_What the task asks_
Needed from the data below: all lines that contain the word "Penny".

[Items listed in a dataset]
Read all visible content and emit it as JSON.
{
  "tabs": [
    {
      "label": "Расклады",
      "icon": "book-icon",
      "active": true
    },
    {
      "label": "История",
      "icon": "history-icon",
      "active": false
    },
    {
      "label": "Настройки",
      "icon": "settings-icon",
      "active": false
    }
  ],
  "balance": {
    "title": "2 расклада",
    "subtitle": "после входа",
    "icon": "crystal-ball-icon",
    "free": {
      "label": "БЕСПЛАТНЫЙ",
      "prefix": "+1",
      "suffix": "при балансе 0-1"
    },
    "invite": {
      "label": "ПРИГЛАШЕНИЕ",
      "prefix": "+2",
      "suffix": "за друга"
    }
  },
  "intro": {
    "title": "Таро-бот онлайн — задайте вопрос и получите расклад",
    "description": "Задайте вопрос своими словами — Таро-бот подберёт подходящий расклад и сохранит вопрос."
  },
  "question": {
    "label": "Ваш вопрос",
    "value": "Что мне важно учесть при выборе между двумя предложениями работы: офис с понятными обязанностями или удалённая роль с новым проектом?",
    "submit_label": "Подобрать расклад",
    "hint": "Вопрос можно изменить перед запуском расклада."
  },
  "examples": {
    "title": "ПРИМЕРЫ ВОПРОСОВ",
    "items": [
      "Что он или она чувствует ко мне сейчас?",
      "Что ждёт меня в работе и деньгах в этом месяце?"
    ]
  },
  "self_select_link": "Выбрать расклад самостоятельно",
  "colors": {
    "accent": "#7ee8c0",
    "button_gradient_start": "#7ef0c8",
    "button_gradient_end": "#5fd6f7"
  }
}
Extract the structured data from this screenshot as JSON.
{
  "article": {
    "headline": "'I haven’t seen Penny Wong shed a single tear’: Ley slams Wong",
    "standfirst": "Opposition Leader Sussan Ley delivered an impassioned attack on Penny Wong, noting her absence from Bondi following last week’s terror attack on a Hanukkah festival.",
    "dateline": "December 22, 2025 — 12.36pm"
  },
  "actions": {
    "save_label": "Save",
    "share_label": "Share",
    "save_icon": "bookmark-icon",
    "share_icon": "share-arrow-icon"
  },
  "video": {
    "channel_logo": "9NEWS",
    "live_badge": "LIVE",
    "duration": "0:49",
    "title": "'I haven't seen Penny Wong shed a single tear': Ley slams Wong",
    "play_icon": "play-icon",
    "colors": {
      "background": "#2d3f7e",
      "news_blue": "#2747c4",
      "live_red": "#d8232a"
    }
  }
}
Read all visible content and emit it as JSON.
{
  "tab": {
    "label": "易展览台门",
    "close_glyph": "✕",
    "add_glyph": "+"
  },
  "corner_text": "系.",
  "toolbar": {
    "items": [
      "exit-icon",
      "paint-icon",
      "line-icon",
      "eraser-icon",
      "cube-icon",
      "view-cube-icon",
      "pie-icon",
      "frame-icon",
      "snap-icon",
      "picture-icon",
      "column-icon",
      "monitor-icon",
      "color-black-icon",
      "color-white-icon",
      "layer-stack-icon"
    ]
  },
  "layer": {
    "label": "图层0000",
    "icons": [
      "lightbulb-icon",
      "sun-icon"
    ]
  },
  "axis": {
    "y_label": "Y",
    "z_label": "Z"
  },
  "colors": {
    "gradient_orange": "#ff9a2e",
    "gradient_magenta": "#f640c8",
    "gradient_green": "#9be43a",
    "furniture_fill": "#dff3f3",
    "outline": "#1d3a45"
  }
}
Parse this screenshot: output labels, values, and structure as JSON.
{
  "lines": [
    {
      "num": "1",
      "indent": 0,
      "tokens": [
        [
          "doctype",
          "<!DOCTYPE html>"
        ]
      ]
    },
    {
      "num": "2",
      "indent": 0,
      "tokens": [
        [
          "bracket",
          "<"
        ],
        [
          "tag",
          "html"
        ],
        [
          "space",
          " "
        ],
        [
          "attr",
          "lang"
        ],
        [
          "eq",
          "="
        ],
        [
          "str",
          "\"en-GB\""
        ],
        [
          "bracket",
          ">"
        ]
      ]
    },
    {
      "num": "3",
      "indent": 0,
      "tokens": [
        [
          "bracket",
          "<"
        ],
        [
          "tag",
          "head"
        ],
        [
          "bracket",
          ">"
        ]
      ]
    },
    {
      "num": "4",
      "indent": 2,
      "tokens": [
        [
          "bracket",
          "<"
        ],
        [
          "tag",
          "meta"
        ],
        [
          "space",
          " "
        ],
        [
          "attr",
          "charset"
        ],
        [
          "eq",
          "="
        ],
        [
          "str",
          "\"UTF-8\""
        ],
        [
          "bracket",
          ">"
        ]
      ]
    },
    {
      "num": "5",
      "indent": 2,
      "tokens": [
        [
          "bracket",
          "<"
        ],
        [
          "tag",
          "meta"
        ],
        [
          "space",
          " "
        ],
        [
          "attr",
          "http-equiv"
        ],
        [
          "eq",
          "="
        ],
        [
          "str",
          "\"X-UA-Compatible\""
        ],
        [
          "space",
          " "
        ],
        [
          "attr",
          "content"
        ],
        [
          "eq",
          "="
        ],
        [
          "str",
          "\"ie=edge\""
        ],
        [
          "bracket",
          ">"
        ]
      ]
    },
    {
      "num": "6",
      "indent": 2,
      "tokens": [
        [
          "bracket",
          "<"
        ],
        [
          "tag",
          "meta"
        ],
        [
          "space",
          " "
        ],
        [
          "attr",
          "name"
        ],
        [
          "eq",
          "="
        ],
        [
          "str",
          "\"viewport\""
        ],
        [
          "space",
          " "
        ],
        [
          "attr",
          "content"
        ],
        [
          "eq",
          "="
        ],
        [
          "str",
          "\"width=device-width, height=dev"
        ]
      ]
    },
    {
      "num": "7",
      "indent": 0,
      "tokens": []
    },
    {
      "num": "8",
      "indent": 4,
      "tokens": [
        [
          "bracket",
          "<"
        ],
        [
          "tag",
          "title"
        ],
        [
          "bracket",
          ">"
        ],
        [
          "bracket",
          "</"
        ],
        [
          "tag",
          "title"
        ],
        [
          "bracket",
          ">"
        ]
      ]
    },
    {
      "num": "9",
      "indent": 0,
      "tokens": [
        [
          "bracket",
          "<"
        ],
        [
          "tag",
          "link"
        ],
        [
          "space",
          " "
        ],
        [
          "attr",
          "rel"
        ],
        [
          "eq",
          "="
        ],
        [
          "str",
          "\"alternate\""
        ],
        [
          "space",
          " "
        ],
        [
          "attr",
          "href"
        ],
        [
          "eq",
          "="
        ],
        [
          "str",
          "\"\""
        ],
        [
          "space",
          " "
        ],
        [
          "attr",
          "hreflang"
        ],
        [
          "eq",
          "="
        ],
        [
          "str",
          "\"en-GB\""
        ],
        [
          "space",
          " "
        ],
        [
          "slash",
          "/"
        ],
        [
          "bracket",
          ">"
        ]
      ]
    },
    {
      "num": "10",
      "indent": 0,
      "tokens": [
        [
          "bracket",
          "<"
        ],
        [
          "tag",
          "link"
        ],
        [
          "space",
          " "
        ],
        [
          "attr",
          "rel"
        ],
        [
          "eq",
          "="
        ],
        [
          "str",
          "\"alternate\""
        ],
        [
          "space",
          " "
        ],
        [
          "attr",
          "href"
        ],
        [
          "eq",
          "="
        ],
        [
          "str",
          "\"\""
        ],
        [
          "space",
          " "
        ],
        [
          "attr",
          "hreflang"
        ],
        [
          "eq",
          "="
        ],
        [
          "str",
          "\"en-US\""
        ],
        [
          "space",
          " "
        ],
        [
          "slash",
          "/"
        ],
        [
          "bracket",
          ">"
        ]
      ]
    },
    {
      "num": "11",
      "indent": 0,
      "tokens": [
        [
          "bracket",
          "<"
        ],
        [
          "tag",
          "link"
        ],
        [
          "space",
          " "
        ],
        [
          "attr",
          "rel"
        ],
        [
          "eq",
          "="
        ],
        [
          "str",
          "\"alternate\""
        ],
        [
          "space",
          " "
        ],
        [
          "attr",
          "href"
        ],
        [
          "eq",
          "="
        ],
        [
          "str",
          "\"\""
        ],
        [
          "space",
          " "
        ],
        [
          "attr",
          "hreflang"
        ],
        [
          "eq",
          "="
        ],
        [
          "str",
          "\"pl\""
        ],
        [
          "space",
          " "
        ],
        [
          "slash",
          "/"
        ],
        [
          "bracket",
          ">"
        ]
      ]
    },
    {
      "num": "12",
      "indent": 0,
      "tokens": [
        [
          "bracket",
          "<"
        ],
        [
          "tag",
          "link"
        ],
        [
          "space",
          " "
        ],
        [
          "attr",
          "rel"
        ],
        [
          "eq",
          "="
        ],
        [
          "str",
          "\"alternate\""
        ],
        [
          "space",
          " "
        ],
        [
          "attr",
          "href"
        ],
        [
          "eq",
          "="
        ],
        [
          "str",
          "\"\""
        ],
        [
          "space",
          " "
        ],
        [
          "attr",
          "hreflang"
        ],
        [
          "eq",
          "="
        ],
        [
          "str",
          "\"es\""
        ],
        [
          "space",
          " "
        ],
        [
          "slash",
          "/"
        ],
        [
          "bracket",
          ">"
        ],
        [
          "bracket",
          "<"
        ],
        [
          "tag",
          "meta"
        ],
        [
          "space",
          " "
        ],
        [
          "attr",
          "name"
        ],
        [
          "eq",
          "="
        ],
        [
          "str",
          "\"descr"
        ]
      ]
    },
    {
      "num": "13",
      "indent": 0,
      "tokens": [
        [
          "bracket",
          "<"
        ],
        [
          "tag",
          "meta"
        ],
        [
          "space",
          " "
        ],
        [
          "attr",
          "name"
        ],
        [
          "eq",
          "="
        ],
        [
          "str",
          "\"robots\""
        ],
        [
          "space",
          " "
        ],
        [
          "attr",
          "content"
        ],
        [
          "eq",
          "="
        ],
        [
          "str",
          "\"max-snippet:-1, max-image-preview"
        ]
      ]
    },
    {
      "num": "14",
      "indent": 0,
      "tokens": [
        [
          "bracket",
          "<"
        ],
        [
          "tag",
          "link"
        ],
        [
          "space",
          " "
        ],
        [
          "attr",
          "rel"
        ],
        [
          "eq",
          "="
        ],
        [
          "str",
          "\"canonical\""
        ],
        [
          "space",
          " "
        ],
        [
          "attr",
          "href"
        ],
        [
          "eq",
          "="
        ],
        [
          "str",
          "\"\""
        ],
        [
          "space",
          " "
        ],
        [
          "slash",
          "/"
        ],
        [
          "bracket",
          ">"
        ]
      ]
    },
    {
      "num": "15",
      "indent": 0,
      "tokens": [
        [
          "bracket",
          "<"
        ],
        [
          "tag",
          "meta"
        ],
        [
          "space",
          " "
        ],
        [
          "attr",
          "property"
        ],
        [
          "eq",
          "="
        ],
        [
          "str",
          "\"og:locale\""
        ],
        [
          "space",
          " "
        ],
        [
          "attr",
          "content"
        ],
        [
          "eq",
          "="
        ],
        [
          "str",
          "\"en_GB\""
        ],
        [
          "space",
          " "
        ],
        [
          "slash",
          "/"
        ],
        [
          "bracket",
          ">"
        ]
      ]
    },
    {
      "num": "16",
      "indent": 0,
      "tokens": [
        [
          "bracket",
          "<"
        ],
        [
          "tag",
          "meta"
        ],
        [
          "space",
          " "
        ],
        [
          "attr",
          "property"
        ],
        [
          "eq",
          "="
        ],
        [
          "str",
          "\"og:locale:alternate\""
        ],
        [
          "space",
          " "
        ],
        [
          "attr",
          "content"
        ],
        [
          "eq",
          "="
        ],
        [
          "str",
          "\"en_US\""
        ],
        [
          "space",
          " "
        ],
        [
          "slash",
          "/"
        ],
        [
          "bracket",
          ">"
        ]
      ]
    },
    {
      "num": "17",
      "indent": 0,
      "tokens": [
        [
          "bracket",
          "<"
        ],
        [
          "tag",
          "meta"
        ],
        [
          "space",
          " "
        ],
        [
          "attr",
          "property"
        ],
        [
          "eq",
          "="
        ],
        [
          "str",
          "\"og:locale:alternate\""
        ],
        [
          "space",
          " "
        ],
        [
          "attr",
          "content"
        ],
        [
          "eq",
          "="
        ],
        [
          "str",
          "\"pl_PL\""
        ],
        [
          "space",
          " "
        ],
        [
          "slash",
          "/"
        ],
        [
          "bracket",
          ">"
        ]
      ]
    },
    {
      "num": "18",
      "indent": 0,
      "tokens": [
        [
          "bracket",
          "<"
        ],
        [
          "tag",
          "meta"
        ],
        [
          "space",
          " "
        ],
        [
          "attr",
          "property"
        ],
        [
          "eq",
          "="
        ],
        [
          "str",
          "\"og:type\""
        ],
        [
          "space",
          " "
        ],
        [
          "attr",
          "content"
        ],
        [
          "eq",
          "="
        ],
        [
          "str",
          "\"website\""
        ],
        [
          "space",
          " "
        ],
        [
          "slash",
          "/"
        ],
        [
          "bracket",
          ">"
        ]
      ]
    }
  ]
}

_Written answer_
    "headline": "'I haven’t seen Penny Wong shed a single tear’: Ley slams Wong",
    "standfirst": "Opposition Leader Sussan Ley delivered an impassioned attack on Penny Wong, noting her absence from Bondi following last week’s terror attack on a Hanukkah festival.",
    "title": "'I haven't seen Penny Wong shed a single tear': Ley slams Wong",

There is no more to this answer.